What to do.
Should a line below contain the word "JSON", report it.

(Beginning of Material shown)

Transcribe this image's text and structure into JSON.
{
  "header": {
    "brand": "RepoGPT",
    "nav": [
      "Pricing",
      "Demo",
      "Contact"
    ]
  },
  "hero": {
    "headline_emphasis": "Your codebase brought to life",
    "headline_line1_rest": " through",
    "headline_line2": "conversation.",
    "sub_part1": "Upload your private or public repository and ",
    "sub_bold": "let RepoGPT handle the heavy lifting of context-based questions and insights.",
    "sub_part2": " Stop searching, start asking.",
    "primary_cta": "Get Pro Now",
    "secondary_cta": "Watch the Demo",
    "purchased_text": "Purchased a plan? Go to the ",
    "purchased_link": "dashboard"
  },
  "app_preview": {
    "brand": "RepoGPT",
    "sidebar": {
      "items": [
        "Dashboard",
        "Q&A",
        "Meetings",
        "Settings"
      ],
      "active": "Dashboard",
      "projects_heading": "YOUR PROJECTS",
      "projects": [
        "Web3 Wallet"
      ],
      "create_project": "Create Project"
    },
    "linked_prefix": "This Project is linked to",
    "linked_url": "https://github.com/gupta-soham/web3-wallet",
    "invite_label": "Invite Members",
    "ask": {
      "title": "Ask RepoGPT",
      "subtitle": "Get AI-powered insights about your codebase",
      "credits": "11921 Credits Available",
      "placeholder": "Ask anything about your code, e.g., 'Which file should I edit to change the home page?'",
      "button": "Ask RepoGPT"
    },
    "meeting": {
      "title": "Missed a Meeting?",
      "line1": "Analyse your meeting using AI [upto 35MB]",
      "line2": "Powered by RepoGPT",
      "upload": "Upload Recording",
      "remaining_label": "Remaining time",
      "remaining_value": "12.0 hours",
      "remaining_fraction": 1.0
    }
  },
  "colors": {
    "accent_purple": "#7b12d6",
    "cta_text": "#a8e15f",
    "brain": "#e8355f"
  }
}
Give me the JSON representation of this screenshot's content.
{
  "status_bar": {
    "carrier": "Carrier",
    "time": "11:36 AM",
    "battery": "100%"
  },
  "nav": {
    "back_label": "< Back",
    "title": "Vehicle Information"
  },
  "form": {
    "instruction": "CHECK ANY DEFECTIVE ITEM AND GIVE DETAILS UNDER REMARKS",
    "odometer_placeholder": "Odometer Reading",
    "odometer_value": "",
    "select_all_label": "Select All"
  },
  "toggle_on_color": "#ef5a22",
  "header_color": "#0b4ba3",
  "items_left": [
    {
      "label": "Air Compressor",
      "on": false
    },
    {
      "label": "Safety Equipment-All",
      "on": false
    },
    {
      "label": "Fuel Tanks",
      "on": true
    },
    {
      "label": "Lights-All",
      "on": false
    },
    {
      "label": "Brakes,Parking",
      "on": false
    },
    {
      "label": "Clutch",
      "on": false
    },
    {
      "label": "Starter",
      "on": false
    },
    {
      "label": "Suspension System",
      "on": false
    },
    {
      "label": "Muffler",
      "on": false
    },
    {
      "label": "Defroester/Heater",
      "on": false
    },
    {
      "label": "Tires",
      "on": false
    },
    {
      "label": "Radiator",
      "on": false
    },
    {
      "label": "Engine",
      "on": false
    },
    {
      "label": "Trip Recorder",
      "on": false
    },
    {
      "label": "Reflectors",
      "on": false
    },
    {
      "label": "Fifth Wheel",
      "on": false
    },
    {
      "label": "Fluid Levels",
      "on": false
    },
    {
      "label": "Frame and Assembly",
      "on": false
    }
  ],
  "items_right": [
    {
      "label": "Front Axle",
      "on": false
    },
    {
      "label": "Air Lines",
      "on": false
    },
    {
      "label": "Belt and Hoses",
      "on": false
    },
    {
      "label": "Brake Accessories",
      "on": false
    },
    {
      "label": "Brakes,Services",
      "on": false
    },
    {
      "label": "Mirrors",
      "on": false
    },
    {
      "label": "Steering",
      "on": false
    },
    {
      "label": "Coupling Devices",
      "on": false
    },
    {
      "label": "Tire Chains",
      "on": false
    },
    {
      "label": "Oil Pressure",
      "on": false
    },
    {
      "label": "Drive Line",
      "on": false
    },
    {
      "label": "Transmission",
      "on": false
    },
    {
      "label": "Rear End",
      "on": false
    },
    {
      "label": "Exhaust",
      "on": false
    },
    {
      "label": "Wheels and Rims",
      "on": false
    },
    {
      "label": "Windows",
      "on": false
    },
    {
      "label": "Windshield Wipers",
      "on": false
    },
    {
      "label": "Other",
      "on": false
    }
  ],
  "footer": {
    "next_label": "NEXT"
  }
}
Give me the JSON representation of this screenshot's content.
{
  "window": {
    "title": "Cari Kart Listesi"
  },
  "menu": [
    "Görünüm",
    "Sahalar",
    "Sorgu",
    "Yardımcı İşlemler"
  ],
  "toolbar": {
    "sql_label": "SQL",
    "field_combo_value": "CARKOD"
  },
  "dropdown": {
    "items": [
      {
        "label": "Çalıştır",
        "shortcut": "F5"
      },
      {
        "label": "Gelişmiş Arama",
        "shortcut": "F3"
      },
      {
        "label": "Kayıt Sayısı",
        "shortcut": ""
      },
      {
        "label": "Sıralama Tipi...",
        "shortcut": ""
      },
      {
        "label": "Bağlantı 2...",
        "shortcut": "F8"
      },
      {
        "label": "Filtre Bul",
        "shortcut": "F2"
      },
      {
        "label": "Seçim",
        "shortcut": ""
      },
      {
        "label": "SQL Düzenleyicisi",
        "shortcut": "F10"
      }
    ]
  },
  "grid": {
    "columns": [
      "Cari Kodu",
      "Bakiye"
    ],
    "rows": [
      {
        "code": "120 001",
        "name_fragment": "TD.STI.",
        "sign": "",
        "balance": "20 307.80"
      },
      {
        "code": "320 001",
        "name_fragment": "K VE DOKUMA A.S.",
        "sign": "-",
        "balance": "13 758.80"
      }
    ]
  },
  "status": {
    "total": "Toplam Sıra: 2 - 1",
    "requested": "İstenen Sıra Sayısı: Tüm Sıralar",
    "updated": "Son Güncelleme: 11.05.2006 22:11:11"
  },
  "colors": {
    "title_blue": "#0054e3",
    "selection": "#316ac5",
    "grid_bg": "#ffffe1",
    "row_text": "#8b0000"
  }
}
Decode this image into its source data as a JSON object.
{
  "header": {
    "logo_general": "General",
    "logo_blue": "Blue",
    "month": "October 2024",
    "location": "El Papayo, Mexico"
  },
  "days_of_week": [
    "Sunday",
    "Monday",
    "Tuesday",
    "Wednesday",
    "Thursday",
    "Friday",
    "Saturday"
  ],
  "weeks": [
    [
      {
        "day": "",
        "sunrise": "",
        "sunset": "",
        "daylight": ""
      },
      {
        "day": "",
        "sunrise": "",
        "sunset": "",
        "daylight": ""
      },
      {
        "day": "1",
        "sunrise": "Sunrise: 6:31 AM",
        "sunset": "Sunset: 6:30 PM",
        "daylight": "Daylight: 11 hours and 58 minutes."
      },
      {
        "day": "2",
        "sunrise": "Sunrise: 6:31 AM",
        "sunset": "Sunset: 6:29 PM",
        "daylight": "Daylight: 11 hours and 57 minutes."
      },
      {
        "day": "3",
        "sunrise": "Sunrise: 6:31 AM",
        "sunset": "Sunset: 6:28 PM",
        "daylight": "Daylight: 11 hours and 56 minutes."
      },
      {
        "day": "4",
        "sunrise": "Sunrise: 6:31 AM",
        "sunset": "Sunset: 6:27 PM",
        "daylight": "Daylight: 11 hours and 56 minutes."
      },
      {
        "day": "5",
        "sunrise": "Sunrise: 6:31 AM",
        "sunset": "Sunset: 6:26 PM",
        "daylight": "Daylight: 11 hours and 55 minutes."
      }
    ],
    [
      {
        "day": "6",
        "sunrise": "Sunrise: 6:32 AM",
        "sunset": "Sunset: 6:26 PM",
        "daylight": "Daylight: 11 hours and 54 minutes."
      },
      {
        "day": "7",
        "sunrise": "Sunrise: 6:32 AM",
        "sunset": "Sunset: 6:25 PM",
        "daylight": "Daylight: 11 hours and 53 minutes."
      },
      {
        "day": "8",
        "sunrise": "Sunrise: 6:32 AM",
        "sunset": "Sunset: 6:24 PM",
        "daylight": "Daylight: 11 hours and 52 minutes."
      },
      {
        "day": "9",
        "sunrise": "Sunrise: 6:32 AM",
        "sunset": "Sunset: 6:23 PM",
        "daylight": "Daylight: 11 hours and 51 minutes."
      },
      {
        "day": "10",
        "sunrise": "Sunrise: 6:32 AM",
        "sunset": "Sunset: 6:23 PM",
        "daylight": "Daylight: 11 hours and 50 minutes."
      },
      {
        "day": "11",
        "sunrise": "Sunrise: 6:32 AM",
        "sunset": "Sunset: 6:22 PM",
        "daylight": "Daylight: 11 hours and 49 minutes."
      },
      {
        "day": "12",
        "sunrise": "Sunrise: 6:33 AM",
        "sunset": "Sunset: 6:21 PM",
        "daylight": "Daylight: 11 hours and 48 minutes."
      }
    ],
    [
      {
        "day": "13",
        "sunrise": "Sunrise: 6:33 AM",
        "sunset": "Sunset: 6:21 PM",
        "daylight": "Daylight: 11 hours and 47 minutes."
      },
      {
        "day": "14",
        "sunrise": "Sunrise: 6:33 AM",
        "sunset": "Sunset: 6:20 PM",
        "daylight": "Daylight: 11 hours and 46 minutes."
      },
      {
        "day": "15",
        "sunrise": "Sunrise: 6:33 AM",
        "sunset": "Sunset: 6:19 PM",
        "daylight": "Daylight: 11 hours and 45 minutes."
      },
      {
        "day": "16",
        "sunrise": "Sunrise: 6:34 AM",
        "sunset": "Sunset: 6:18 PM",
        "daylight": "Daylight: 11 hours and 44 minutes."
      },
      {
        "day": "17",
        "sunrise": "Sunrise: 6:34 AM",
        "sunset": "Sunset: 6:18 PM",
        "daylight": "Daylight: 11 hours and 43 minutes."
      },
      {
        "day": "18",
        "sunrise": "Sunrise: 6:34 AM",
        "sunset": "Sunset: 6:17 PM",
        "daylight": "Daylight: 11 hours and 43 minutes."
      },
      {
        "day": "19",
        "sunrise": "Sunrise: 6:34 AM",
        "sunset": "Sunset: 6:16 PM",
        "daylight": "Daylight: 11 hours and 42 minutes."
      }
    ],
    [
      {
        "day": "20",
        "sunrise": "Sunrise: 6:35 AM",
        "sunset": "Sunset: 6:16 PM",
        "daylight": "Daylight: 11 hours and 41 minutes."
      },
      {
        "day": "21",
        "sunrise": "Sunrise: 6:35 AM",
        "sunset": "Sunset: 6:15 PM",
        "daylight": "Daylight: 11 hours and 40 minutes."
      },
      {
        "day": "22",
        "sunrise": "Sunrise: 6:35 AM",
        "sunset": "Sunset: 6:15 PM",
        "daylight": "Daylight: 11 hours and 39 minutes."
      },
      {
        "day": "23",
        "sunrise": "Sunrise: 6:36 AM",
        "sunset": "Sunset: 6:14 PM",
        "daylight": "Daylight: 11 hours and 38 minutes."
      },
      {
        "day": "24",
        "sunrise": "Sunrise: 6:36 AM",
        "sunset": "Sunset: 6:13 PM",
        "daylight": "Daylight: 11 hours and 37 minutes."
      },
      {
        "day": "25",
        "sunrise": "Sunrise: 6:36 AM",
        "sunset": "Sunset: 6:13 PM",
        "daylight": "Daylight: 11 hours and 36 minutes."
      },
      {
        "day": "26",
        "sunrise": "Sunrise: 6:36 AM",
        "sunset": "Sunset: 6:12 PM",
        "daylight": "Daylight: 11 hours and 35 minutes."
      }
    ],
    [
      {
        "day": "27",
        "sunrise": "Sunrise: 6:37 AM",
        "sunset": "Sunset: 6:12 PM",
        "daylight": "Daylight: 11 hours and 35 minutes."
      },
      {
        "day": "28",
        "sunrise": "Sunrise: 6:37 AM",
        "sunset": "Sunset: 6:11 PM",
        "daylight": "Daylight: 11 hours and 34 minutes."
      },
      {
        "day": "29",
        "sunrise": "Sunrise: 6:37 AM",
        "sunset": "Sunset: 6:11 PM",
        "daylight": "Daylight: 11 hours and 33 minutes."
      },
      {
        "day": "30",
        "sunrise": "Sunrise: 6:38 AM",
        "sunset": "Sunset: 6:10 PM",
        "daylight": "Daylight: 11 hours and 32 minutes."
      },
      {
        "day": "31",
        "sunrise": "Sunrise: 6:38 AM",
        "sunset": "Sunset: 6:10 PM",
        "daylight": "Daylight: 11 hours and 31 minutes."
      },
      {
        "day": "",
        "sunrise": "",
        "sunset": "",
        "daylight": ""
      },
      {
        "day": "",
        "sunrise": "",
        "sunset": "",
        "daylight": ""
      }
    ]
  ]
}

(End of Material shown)

Written reply.
Transcribe this image's text and structure into JSON.
Give me the JSON representation of this screenshot's content.
Give me the JSON representation of this screenshot's content.
Decode this image into its source data as a JSON object.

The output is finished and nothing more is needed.